The biggest things that organizations should take away from examining this crisis is: get your facts straight and take responsibility. At one point, an Exxon spokesperson said damage from the spill would be minimal, while others said the damage was likely to be substantial. There is no use trying to downplay a worldwide crisis. However, it is useful to remember that the public will likely be more forgiving if you show compassion and competence. Exxon did not get the facts straight which is something publics frown upon especially when your organization is supposed to be an authority in the business in which it operates.

Overall, Exxon’s image was permanently tarnished. Angered customers cut up their Exxon credit cards and mailed them to Rawl, while others boycotted Exxon products. Exxon was forced to pay financially and legally; however, they seem to have made a recovery economically but not reputationally and certainly not environmentally. Cleaning up the Exxon Valdez disaster took four summers and cost approximately $2 billion, according to the Exxon Valdez Oil Spill Trustee Council. In 1991, Exxon reached a civil settlement with the U.S. government and the state of Alaska in which it agreed to pay $900 million in payments, a $25 million criminal fine and $100 million in restitution (Latson, 2013).

This happened 25 years ago, so we might note the anniversary as we do any other historical event. That, however, would imply that the oil spill is over. It’s not, and likely never will be. The sound’s coastal ecosystem is permanently damaged. Thousands of gallons of Exxon Valdez oil still pollute the beaches; this oil is still toxic and still hurting the ecosystem near the shore. The government considers, as of 2010, only 13 of the 32 monitored wildlife populations, habitats and resource services that were injured in the spill as fully “recovered” or “very likely recovered.” Some are still listed today as “not recovering (Holleman, 2014).

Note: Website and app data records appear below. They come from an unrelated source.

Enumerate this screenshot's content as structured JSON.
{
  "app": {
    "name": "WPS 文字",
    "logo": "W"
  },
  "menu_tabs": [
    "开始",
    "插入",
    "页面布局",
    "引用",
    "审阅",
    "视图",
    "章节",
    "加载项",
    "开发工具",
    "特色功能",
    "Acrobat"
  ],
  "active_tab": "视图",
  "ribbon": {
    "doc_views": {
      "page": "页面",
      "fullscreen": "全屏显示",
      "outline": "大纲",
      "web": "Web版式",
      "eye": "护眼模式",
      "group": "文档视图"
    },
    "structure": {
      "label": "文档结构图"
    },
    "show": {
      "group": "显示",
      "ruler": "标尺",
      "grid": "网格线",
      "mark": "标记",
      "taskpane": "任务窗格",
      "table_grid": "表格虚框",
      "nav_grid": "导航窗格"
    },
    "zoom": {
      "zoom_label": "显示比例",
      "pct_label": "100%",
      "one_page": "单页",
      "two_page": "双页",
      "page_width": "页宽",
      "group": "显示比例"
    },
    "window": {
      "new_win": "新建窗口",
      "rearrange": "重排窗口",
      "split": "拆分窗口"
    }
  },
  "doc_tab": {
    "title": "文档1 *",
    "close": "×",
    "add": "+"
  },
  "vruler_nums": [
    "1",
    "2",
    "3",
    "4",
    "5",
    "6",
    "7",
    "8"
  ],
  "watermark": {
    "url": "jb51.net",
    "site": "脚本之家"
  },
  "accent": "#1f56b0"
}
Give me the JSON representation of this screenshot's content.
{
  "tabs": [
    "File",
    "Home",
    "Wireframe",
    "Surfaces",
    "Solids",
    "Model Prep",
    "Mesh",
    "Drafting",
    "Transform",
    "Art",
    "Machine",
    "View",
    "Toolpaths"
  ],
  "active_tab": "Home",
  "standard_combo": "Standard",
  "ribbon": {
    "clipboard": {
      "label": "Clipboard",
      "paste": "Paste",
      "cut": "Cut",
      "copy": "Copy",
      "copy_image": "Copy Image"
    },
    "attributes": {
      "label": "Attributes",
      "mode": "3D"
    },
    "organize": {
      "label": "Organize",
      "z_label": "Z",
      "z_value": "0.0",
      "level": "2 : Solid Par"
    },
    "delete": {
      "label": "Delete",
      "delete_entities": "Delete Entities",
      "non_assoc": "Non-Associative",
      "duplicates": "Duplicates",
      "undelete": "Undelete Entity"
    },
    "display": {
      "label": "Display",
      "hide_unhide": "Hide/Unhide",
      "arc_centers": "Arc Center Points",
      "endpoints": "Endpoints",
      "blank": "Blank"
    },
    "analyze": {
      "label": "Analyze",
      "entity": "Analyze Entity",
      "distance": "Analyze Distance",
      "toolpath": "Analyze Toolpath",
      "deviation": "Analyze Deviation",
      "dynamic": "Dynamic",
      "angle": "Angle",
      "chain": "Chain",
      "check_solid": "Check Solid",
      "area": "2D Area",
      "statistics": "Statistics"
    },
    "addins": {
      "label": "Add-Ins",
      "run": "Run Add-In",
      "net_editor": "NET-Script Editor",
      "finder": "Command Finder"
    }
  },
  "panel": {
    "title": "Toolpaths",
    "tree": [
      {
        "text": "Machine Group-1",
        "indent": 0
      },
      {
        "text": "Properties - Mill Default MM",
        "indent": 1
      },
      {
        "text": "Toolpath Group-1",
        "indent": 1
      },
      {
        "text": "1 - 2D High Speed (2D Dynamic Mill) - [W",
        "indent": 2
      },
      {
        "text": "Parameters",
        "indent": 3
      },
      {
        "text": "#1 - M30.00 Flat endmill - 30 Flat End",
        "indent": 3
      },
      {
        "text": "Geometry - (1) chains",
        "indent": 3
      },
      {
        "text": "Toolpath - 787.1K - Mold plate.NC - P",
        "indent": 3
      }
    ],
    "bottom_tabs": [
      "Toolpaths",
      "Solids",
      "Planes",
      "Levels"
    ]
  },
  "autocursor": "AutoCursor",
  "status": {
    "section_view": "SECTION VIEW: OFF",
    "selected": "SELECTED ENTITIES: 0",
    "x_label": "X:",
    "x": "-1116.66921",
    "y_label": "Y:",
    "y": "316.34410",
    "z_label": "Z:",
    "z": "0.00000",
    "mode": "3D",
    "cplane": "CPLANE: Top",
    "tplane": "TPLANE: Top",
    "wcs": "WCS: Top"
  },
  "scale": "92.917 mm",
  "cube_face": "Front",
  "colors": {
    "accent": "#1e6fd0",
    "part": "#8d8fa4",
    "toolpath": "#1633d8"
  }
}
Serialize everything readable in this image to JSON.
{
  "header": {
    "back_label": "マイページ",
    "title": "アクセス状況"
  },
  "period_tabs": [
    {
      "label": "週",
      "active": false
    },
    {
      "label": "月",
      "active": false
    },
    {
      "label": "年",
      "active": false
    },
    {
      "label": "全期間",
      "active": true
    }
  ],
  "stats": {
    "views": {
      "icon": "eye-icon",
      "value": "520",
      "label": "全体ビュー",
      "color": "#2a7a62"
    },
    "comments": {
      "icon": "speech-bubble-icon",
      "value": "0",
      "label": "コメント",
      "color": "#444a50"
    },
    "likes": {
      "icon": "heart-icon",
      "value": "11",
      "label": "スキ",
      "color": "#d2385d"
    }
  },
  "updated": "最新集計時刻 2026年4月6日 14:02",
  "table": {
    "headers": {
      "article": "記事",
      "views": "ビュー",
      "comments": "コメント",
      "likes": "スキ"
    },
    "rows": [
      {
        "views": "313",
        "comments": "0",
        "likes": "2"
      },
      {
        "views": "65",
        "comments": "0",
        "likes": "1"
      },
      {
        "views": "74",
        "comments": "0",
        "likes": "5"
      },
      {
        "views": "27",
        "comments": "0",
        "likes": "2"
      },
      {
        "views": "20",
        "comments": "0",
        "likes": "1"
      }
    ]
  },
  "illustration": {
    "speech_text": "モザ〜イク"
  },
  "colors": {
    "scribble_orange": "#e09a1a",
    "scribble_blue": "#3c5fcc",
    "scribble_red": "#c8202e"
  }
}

There is so much to learn about and from the way that Exxon handled the Valdez Oil Spill in terms of crisis communication. By using the SCCT theory I was able to show that while this was certainly a crisis, it was also preventable by Exxon. Exxon handled this crisis poorly on many different levels and one could argue that they continue to handle it poorly due to the lack of continuous environmental cleanup in Prince William Sound. However, this is one of the foundational crises that an organization, especially those in the oil industry can learn from. As oil exploration and transport continues to become more international, exposing to risk more inhabitants, coastlines, and ports of the world with their diverse environments the local postmodern communications lessons from the crisis of the Valdez and its recovery, learned at such a painful cost, can be of global value.


Associated Press. 1989. Exxon Reduced its Staff of Oil Spill Experts. New York Times. March 29. 1989, p. A20.

Egan, T. 1989. Exxon Concedes it Can’t Contain Most of the Oil Spill. New York Times. 1989, New York Times, p. A1.

Egan, T. 1989. Elements of Tanker Disaster: Drinking, Fatigue, Complacency. New York Times. 1989, New York Times, p. B7.

Fearn-Banks, K. (2011). Crisis communications: A casebook approach. New York: Routledge.

Holleman, M. (2014, March 25). Opinion: After 25 years, Exxon Valdez oil spill hasn’t ended. Retrieved from https://www.cnn.com/2014/03/23/opinion/holleman-exxon-valdez-anniversary

Johnson, Darrin & Sellnow, Timothy (1995) Deliberative rhetoric as a step-in organizational crisis management: Exxon as a case study, Communication Reports, 8:1, 54-60, DOI: 10.1080/08934219509367607

Latson, J. (2015, March 24). Exxon Valdez Oil Spill in Alaska Still Affecting Environment. Retrieved from http://time.com/3748246/exxon-valdez-history/

Shabecoff, Phillips, 1989. Captain of Tanker had Been Drinking, Blood Tests Show. New York Times. March 30, 1989, p. A1.